To do →
Return the listing that follows, word for word.

Records shown →
^^^^^^^^

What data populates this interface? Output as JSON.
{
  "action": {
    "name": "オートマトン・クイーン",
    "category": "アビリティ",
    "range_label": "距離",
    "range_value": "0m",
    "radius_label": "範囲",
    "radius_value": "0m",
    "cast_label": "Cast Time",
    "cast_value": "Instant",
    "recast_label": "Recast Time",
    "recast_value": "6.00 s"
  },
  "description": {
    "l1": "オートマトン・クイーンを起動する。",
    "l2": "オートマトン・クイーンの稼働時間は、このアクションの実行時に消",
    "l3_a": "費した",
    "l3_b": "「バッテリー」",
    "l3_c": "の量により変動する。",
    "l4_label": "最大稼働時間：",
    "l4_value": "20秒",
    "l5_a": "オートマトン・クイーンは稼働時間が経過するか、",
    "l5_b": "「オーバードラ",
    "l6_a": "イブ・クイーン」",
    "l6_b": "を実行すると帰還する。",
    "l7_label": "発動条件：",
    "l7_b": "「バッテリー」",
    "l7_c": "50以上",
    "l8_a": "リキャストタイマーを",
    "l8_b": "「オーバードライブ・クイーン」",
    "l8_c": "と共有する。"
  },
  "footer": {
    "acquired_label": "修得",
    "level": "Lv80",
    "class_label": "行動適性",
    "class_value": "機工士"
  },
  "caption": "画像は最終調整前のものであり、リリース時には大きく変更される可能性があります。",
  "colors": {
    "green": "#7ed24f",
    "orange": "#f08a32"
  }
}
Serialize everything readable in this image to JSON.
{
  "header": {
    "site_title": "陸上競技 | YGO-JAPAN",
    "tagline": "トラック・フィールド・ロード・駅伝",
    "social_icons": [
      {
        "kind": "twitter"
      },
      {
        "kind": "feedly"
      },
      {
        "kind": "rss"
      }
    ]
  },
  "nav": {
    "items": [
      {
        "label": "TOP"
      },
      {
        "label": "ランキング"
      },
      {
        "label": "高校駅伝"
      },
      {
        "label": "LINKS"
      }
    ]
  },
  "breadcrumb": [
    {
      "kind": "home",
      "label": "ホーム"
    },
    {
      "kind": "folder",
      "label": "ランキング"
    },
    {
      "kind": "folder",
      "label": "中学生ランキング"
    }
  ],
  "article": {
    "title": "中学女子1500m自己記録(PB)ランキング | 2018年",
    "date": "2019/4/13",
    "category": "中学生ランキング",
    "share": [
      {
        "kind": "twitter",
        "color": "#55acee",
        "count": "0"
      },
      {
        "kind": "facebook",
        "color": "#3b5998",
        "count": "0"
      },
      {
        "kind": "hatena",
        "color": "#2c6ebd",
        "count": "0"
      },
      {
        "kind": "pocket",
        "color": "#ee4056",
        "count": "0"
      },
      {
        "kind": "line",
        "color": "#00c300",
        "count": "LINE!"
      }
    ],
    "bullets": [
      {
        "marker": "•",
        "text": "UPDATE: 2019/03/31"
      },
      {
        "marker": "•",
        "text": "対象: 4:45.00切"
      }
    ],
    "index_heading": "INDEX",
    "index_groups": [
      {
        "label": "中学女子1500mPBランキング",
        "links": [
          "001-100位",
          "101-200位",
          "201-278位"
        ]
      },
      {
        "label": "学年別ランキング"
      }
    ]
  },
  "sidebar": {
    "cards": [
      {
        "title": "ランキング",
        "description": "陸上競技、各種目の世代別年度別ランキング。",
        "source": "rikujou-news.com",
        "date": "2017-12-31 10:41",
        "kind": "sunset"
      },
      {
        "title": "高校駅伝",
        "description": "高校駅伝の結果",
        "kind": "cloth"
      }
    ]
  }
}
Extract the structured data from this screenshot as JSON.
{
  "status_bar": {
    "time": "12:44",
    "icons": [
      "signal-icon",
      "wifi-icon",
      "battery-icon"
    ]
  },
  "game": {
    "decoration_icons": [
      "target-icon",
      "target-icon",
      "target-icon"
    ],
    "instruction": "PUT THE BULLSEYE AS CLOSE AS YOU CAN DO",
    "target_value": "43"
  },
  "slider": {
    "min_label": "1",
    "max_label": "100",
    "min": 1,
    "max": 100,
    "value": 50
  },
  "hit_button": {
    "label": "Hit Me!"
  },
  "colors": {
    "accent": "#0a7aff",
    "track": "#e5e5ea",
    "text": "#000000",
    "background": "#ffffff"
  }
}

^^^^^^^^

Task result →
What data populates this interface? Output as JSON.
{
  "action": {
    "name": "オートマトン・クイーン",
    "category": "アビリティ",
    "range_label": "距離",
    "range_value": "0m",
    "radius_label": "範囲",
    "radius_value": "0m",
    "cast_label": "Cast Time",
    "cast_value": "Instant",
    "recast_label": "Recast Time",
    "recast_value": "6.00 s"
  },
  "description": {
    "l1": "オートマトン・クイーンを起動する。",
    "l2": "オートマトン・クイーンの稼働時間は、このアクションの実行時に消",
    "l3_a": "費した",
    "l3_b": "「バッテリー」",
    "l3_c": "の量により変動する。",
    "l4_label": "最大稼働時間：",
    "l4_value": "20秒",
    "l5_a": "オートマトン・クイーンは稼働時間が経過するか、",
    "l5_b": "「オーバードラ",
    "l6_a": "イブ・クイーン」",
    "l6_b": "を実行すると帰還する。",
    "l7_label": "発動条件：",
    "l7_b": "「バッテリー」",
    "l7_c": "50以上",
    "l8_a": "リキャストタイマーを",
    "l8_b": "「オーバードライブ・クイーン」",
    "l8_c": "と共有する。"
  },
  "footer": {
    "acquired_label": "修得",
    "level": "Lv80",
    "class_label": "行動適性",
    "class_value": "機工士"
  },
  "caption": "画像は最終調整前のものであり、リリース時には大きく変更される可能性があります。",
  "colors": {
    "green": "#7ed24f",
    "orange": "#f08a32"
  }
}
Serialize everything readable in this image to JSON.
{
  "header": {
    "site_title": "陸上競技 | YGO-JAPAN",
    "tagline": "トラック・フィールド・ロード・駅伝",
    "social_icons": [
      {
        "kind": "twitter"
      },
      {
        "kind": "feedly"
      },
      {
        "kind": "rss"
      }
    ]
  },
  "nav": {
    "items": [
      {
        "label": "TOP"
      },
      {
        "label": "ランキング"
      },
      {
        "label": "高校駅伝"
      },
      {
        "label": "LINKS"
      }
    ]
  },
  "breadcrumb": [
    {
      "kind": "home",
      "label": "ホーム"
    },
    {
      "kind": "folder",
      "label": "ランキング"
    },
    {
      "kind": "folder",
      "label": "中学生ランキング"
    }
  ],
  "article": {
    "title": "中学女子1500m自己記録(PB)ランキング | 2018年",
    "date": "2019/4/13",
    "category": "中学生ランキング",
    "share": [
      {
        "kind": "twitter",
        "color": "#55acee",
        "count": "0"
      },
      {
        "kind": "facebook",
        "color": "#3b5998",
        "count": "0"
      },
      {
        "kind": "hatena",
        "color": "#2c6ebd",
        "count": "0"
      },
      {
        "kind": "pocket",
        "color": "#ee4056",
        "count": "0"
      },
      {
        "kind": "line",
        "color": "#00c300",
        "count": "LINE!"
      }
    ],
    "bullets": [
      {
        "marker": "•",
        "text": "UPDATE: 2019/03/31"
      },
      {
        "marker": "•",
        "text": "対象: 4:45.00切"
      }
    ],
    "index_heading": "INDEX",
    "index_groups": [
      {
        "label": "中学女子1500mPBランキング",
        "links": [
          "001-100位",
          "101-200位",
          "201-278位"
        ]
      },
      {
        "label": "学年別ランキング"
      }
    ]
  },
  "sidebar": {
    "cards": [
      {
        "title": "ランキング",
        "description": "陸上競技、各種目の世代別年度別ランキング。",
        "source": "rikujou-news.com",
        "date": "2017-12-31 10:41",
        "kind": "sunset"
      },
      {
        "title": "高校駅伝",
        "description": "高校駅伝の結果",
        "kind": "cloth"
      }
    ]
  }
}
Extract the structured data from this screenshot as JSON.
{
  "status_bar": {
    "time": "12:44",
    "icons": [
      "signal-icon",
      "wifi-icon",
      "battery-icon"
    ]
  },
  "game": {
    "decoration_icons": [
      "target-icon",
      "target-icon",
      "target-icon"
    ],
    "instruction": "PUT THE BULLSEYE AS CLOSE AS YOU CAN DO",
    "target_value": "43"
  },
  "slider": {
    "min_label": "1",
    "max_label": "100",
    "min": 1,
    "max": 100,
    "value": 50
  },
  "hit_button": {
    "label": "Hit Me!"
  },
  "colors": {
    "accent": "#0a7aff",
    "track": "#e5e5ea",
    "text": "#000000",
    "background": "#ffffff"
  }
}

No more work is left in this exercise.